== Segment start ==

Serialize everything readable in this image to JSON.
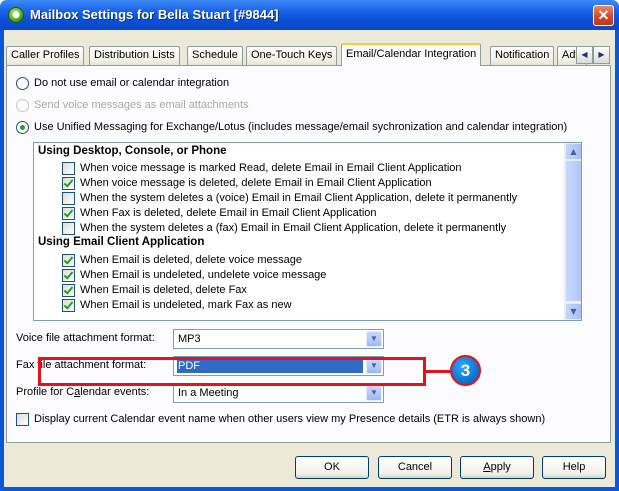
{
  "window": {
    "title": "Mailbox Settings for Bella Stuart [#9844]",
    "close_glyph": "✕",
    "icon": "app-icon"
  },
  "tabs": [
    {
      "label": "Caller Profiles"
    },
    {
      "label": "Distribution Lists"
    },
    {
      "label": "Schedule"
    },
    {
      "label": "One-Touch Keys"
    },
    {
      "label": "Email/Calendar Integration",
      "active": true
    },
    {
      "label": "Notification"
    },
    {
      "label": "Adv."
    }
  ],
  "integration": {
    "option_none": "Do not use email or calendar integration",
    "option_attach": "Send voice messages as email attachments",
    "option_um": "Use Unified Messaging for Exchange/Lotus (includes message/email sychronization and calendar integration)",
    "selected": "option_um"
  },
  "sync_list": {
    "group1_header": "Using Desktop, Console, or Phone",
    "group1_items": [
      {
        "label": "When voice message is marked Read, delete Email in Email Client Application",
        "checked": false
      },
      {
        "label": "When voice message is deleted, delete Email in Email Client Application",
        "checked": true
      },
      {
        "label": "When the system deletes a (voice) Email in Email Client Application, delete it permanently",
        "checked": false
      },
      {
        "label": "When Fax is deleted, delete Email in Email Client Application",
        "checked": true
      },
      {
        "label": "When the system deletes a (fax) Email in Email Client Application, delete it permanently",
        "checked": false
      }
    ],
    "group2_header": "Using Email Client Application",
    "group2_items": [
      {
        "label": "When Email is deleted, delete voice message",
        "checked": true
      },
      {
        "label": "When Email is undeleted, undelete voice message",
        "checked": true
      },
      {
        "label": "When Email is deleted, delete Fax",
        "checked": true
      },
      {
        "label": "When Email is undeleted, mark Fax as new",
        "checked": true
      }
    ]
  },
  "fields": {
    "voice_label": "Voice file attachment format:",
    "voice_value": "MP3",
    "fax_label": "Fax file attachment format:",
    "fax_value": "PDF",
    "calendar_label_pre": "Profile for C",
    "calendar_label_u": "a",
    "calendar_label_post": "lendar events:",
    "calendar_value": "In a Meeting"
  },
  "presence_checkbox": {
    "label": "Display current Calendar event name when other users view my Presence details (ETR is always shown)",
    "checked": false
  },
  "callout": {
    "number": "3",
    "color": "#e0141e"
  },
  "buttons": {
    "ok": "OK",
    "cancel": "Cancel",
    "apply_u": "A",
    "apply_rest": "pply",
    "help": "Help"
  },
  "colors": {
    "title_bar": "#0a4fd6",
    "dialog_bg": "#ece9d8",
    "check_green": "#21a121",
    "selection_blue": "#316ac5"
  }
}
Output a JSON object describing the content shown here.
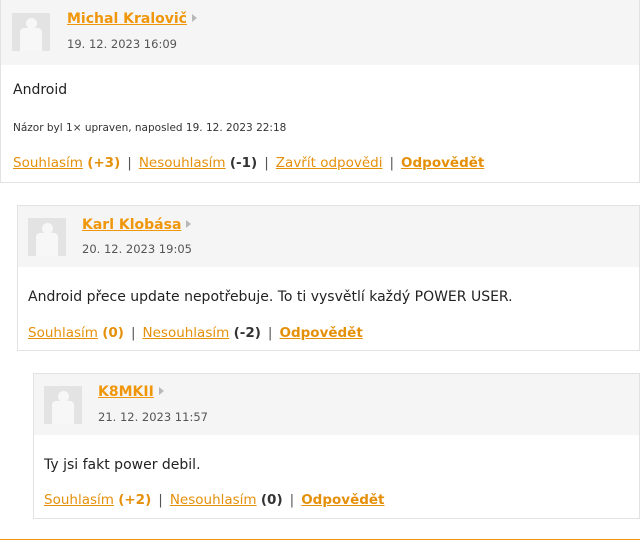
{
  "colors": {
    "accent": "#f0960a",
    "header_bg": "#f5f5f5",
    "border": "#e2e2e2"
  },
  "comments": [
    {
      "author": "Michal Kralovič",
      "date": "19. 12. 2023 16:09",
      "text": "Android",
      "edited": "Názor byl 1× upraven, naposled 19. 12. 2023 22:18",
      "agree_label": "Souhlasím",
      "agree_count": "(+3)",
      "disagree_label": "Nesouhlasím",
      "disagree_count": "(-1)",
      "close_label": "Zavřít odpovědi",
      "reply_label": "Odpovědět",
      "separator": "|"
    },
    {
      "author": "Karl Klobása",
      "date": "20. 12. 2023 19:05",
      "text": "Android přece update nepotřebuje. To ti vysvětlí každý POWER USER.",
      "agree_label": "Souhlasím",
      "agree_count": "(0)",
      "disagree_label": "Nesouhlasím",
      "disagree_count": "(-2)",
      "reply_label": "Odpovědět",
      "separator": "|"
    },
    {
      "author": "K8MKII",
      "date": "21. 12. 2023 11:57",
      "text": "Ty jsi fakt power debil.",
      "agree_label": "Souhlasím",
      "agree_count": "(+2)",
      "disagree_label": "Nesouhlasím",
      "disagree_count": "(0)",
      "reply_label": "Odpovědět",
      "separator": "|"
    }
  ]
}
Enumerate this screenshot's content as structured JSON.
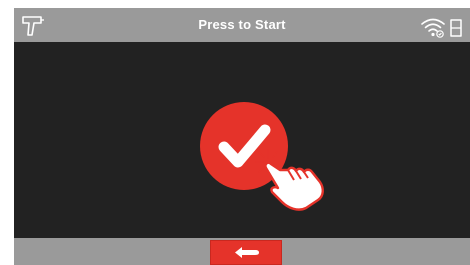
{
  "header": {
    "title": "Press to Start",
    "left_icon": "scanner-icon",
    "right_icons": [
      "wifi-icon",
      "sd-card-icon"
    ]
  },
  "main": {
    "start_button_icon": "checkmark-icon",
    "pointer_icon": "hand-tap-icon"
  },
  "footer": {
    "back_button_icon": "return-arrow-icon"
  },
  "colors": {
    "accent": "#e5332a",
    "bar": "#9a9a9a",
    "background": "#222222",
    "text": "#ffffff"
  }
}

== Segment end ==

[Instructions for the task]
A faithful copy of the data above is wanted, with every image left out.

[Output of the exercise]
Serialize everything readable in this image to JSON.
{
  "window": {
    "title": "Mailbox Settings for Bella Stuart [#9844]",
    "close_glyph": "✕",
    "icon": "app-icon"
  },
  "tabs": [
    {
      "label": "Caller Profiles"
    },
    {
      "label": "Distribution Lists"
    },
    {
      "label": "Schedule"
    },
    {
      "label": "One-Touch Keys"
    },
    {
      "label": "Email/Calendar Integration",
      "active": true
    },
    {
      "label": "Notification"
    },
    {
      "label": "Adv."
    }
  ],
  "integration": {
    "option_none": "Do not use email or calendar integration",
    "option_attach": "Send voice messages as email attachments",
    "option_um": "Use Unified Messaging for Exchange/Lotus (includes message/email sychronization and calendar integration)",
    "selected": "option_um"
  },
  "sync_list": {
    "group1_header": "Using Desktop, Console, or Phone",
    "group1_items": [
      {
        "label": "When voice message is marked Read, delete Email in Email Client Application",
        "checked": false
      },
      {
        "label": "When voice message is deleted, delete Email in Email Client Application",
        "checked": true
      },
      {
        "label": "When the system deletes a (voice) Email in Email Client Application, delete it permanently",
        "checked": false
      },
      {
        "label": "When Fax is deleted, delete Email in Email Client Application",
        "checked": true
      },
      {
        "label": "When the system deletes a (fax) Email in Email Client Application, delete it permanently",
        "checked": false
      }
    ],
    "group2_header": "Using Email Client Application",
    "group2_items": [
      {
        "label": "When Email is deleted, delete voice message",
        "checked": true
      },
      {
        "label": "When Email is undeleted, undelete voice message",
        "checked": true
      },
      {
        "label": "When Email is deleted, delete Fax",
        "checked": true
      },
      {
        "label": "When Email is undeleted, mark Fax as new",
        "checked": true
      }
    ]
  },
  "fields": {
    "voice_label": "Voice file attachment format:",
    "voice_value": "MP3",
    "fax_label": "Fax file attachment format:",
    "fax_value": "PDF",
    "calendar_label_pre": "Profile for C",
    "calendar_label_u": "a",
    "calendar_label_post": "lendar events:",
    "calendar_value": "In a Meeting"
  },
  "presence_checkbox": {
    "label": "Display current Calendar event name when other users view my Presence details (ETR is always shown)",
    "checked": false
  },
  "callout": {
    "number": "3",
    "color": "#e0141e"
  },
  "buttons": {
    "ok": "OK",
    "cancel": "Cancel",
    "apply_u": "A",
    "apply_rest": "pply",
    "help": "Help"
  },
  "colors": {
    "title_bar": "#0a4fd6",
    "dialog_bg": "#ece9d8",
    "check_green": "#21a121",
    "selection_blue": "#316ac5"
  }
}
Output a JSON object describing the content shown here.
{
  "colors": {
    "accent": "#f0960a",
    "header_bg": "#f5f5f5",
    "border": "#e2e2e2"
  },
  "comments": [
    {
      "author": "Michal Kralovič",
      "date": "19. 12. 2023 16:09",
      "text": "Android",
      "edited": "Názor byl 1× upraven, naposled 19. 12. 2023 22:18",
      "agree_label": "Souhlasím",
      "agree_count": "(+3)",
      "disagree_label": "Nesouhlasím",
      "disagree_count": "(-1)",
      "close_label": "Zavřít odpovědi",
      "reply_label": "Odpovědět",
      "separator": "|"
    },
    {
      "author": "Karl Klobása",
      "date": "20. 12. 2023 19:05",
      "text": "Android přece update nepotřebuje. To ti vysvětlí každý POWER USER.",
      "agree_label": "Souhlasím",
      "agree_count": "(0)",
      "disagree_label": "Nesouhlasím",
      "disagree_count": "(-2)",
      "reply_label": "Odpovědět",
      "separator": "|"
    },
    {
      "author": "K8MKII",
      "date": "21. 12. 2023 11:57",
      "text": "Ty jsi fakt power debil.",
      "agree_label": "Souhlasím",
      "agree_count": "(+2)",
      "disagree_label": "Nesouhlasím",
      "disagree_count": "(0)",
      "reply_label": "Odpovědět",
      "separator": "|"
    }
  ]
}
Enumerate this screenshot's content as structured JSON.
{
  "header": {
    "title": "Press to Start",
    "left_icon": "scanner-icon",
    "right_icons": [
      "wifi-icon",
      "sd-card-icon"
    ]
  },
  "main": {
    "start_button_icon": "checkmark-icon",
    "pointer_icon": "hand-tap-icon"
  },
  "footer": {
    "back_button_icon": "return-arrow-icon"
  },
  "colors": {
    "accent": "#e5332a",
    "bar": "#9a9a9a",
    "background": "#222222",
    "text": "#ffffff"
  }
}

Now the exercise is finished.